§ Task to carry out
Excluding any images, copy all of the lines below precisely as written.
........
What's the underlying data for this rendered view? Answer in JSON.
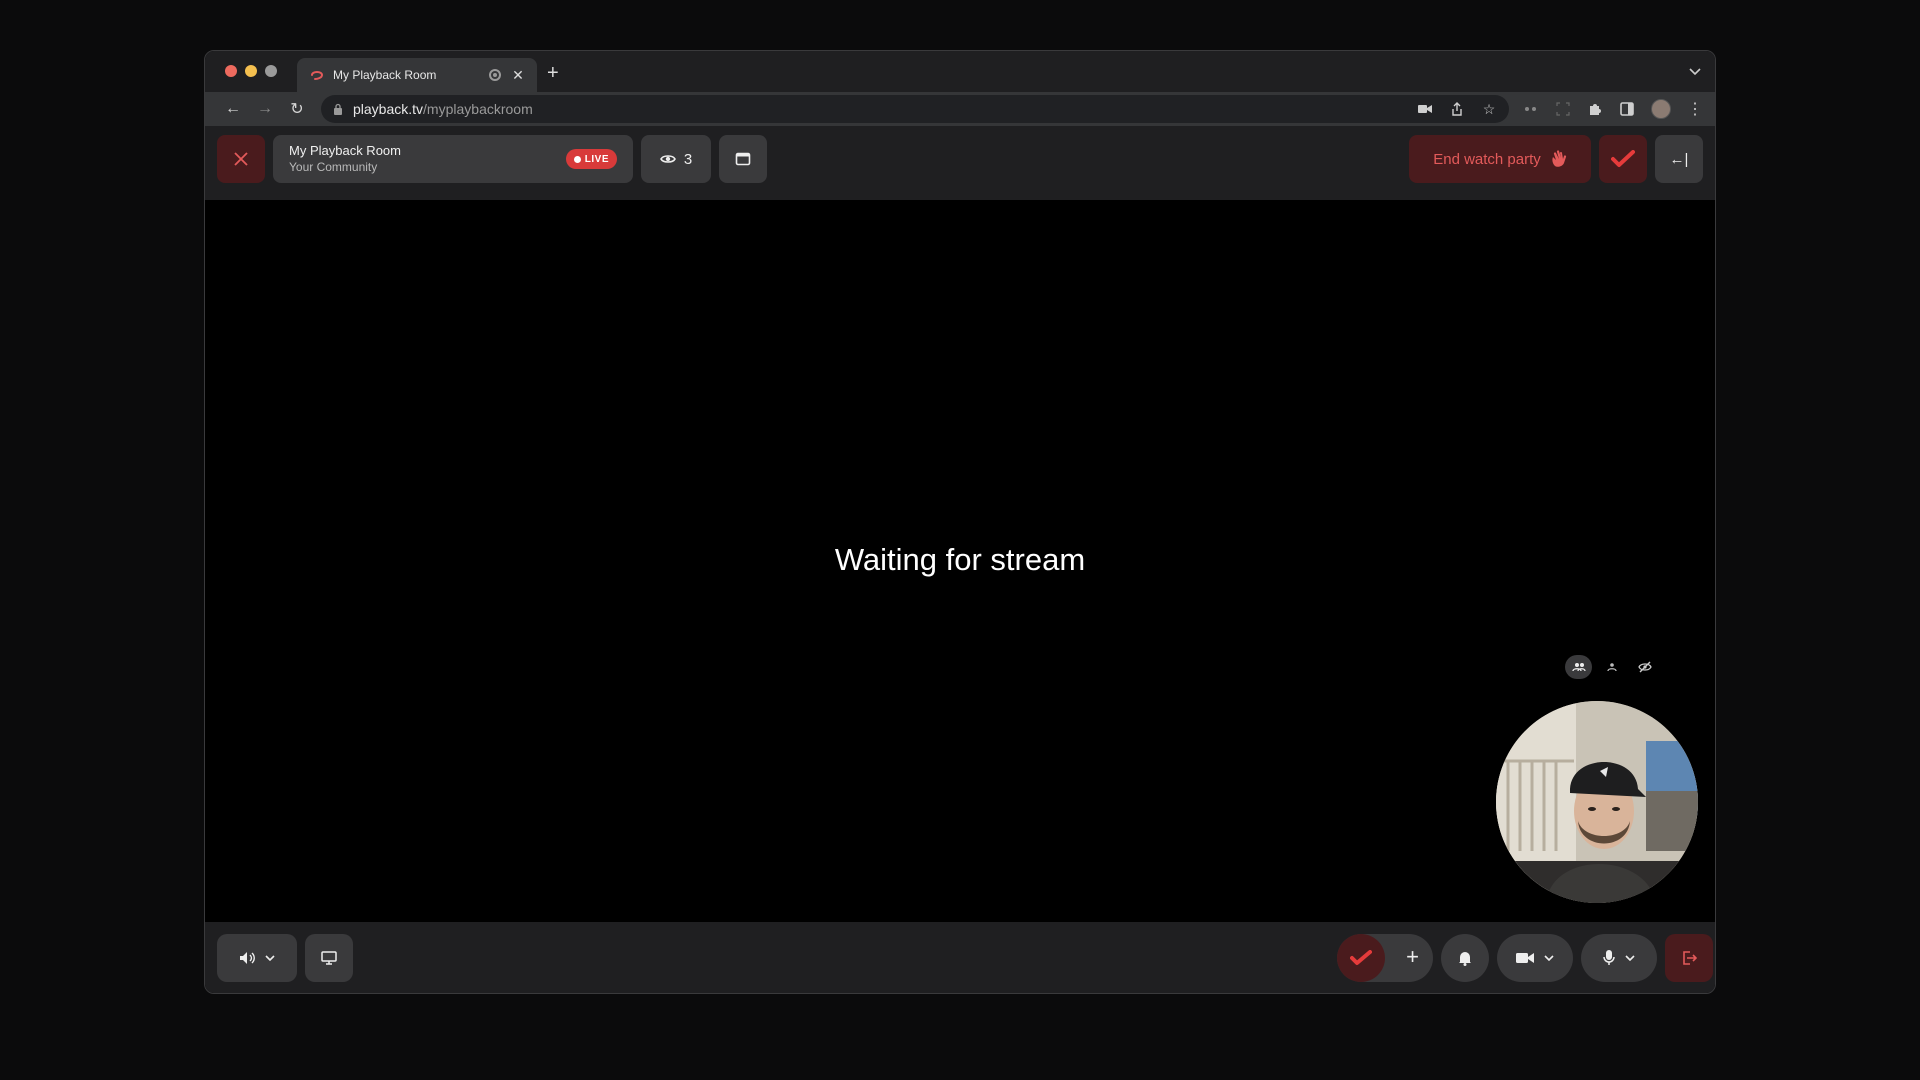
{
  "browser": {
    "tab_title": "My Playback Room",
    "tab_close": "✕",
    "new_tab": "+",
    "url_host": "playback.tv",
    "url_path": "/myplaybackroom"
  },
  "room": {
    "name": "My Playback Room",
    "community": "Your Community",
    "live_label": "LIVE",
    "viewer_count": "3"
  },
  "header": {
    "end_party_label": "End watch party",
    "collapse_label": "←|"
  },
  "stage": {
    "status_text": "Waiting for stream"
  },
  "colors": {
    "accent_red": "#e35a5a",
    "live_red": "#d83a3a",
    "danger_bg": "#4a1b1d"
  }
}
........
§ Result of this task
What's the underlying data for this rendered view? Answer in JSON.
{
  "browser": {
    "tab_title": "My Playback Room",
    "tab_close": "✕",
    "new_tab": "+",
    "url_host": "playback.tv",
    "url_path": "/myplaybackroom"
  },
  "room": {
    "name": "My Playback Room",
    "community": "Your Community",
    "live_label": "LIVE",
    "viewer_count": "3"
  },
  "header": {
    "end_party_label": "End watch party",
    "collapse_label": "←|"
  },
  "stage": {
    "status_text": "Waiting for stream"
  },
  "colors": {
    "accent_red": "#e35a5a",
    "live_red": "#d83a3a",
    "danger_bg": "#4a1b1d"
  }
}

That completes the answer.